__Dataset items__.
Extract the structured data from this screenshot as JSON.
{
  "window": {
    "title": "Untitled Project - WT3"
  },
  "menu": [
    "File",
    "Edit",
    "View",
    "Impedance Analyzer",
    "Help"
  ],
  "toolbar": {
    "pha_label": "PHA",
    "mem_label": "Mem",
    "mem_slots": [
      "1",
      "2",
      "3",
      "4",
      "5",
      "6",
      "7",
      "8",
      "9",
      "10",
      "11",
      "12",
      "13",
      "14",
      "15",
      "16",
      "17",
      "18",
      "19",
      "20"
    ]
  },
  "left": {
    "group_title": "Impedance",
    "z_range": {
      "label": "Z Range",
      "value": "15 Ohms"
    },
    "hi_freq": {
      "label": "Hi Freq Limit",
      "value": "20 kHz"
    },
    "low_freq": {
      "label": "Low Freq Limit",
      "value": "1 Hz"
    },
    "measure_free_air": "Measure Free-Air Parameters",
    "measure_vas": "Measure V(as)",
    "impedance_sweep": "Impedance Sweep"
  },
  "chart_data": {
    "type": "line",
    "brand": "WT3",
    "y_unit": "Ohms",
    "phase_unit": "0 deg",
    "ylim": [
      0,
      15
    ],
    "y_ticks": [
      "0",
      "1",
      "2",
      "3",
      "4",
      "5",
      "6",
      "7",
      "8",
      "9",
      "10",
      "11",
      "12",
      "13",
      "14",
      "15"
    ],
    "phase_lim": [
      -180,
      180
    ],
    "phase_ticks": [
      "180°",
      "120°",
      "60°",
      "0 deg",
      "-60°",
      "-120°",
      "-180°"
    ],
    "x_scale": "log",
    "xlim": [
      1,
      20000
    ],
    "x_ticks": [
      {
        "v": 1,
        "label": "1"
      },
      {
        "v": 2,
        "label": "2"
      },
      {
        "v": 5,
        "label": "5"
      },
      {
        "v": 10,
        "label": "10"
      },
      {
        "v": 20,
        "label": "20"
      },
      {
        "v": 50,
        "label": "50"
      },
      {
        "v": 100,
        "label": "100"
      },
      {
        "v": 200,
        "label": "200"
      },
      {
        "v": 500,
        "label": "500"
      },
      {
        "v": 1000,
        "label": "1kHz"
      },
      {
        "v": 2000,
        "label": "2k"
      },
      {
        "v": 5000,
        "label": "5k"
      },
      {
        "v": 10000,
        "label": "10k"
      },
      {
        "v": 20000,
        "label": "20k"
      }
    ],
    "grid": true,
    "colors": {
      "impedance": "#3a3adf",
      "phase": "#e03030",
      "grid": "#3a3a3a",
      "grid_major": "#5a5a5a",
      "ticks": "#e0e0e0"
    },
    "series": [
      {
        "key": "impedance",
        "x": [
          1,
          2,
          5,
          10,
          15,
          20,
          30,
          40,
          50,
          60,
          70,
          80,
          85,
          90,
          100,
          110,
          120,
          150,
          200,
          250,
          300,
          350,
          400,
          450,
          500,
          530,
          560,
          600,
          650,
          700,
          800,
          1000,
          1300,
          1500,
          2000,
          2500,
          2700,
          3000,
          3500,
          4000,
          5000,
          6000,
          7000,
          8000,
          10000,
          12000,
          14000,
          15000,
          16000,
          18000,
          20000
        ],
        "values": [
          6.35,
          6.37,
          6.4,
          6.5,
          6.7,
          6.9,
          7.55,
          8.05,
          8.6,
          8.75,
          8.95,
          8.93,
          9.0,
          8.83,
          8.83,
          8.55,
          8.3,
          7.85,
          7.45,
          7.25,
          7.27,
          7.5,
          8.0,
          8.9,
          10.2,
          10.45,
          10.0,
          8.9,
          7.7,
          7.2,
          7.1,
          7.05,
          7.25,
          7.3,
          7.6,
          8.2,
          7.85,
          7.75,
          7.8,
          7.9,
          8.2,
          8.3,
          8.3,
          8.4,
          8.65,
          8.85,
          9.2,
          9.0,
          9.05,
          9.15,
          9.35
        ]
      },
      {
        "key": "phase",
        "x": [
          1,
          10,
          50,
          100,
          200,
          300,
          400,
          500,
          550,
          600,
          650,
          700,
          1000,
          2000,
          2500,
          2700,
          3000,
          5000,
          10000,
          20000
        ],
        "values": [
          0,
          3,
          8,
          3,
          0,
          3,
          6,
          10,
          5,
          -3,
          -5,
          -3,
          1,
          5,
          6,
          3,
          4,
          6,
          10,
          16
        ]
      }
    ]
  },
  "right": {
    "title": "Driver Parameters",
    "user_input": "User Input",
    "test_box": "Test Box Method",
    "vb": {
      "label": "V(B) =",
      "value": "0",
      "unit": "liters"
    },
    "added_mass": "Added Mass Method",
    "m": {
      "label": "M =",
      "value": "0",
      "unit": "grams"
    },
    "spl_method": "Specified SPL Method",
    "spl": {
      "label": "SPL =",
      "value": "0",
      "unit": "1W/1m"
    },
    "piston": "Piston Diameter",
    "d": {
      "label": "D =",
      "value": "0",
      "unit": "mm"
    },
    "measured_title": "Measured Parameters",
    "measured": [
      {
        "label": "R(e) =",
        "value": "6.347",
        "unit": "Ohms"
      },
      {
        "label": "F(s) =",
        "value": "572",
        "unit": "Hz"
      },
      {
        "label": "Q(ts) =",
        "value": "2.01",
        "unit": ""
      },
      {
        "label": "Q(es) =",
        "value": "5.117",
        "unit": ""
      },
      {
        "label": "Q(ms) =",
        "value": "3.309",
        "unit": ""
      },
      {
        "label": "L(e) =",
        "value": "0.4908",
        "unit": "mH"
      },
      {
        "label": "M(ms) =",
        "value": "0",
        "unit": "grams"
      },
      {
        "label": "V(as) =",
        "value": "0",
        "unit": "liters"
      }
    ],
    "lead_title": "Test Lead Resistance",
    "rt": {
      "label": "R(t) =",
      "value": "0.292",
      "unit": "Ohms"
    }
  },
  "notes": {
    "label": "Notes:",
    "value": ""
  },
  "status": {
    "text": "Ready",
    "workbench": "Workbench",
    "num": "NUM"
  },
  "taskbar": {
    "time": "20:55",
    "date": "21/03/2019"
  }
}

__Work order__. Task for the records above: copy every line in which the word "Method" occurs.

__Finished task__.
    "test_box": "Test Box Method",
    "added_mass": "Added Mass Method",
    "spl_method": "Specified SPL Method",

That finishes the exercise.